### WHAT YOU WILL DO:
Lines holding the word "Команда" are the ones to copy from the data below.

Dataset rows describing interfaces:
----------
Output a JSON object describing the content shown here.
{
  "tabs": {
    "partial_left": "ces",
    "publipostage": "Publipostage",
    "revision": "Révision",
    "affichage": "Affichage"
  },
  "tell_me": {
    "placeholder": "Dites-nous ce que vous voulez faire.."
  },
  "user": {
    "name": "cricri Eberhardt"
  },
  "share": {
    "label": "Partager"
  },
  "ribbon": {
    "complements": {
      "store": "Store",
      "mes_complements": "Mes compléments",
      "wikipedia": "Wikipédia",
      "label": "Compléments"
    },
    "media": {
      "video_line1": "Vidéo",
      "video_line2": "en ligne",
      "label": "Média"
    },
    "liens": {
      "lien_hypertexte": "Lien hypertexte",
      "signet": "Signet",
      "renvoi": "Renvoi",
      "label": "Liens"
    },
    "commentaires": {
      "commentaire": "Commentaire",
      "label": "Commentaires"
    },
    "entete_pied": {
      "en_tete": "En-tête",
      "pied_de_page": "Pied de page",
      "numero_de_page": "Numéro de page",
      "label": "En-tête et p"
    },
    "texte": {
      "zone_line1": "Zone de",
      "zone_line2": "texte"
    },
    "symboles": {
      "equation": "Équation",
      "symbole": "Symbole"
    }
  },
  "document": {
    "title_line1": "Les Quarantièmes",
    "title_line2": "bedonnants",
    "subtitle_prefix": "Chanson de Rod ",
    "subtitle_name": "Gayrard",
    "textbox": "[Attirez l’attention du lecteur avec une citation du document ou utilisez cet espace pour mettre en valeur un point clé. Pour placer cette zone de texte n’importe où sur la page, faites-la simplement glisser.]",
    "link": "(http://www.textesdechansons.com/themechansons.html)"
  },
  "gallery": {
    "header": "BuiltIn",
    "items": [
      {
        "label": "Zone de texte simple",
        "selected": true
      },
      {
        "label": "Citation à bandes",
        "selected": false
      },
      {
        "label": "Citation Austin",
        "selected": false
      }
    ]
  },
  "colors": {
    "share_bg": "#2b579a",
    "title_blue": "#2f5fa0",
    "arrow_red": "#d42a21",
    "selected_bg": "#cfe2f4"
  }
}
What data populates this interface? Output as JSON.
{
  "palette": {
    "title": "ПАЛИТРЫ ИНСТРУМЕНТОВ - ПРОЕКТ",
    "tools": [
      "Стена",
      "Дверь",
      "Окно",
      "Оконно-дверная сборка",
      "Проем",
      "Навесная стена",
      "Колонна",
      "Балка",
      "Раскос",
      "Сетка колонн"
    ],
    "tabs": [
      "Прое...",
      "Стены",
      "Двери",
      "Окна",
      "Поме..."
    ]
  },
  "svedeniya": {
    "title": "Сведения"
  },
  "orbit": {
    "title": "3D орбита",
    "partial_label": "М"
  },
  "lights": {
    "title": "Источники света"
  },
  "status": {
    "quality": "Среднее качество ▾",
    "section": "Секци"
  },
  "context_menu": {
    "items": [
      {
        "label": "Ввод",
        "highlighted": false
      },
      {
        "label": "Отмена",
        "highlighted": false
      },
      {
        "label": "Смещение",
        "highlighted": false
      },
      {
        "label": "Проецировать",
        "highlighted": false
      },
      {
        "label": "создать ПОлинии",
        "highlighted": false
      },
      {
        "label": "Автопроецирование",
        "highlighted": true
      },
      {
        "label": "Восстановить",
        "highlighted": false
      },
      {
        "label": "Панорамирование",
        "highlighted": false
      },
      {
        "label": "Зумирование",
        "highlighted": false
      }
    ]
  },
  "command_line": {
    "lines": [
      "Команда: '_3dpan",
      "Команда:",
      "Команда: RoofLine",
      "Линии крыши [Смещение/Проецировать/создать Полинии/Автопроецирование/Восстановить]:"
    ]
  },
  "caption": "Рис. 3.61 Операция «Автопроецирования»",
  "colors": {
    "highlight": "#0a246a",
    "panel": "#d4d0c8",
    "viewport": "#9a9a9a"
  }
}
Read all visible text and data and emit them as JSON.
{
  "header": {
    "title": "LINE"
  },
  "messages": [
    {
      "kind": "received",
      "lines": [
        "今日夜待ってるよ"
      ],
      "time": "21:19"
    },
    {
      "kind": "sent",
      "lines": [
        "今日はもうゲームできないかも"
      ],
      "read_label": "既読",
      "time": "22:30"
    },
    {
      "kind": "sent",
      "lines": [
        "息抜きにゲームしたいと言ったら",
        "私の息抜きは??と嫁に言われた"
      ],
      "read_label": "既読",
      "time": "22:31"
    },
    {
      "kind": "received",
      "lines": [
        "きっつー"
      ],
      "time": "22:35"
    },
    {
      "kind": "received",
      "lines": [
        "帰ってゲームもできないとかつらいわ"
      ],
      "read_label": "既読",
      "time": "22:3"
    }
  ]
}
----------
### SOLUTION BELOW:
      "Команда: '_3dpan",
      "Команда:",
      "Команда: RoofLine",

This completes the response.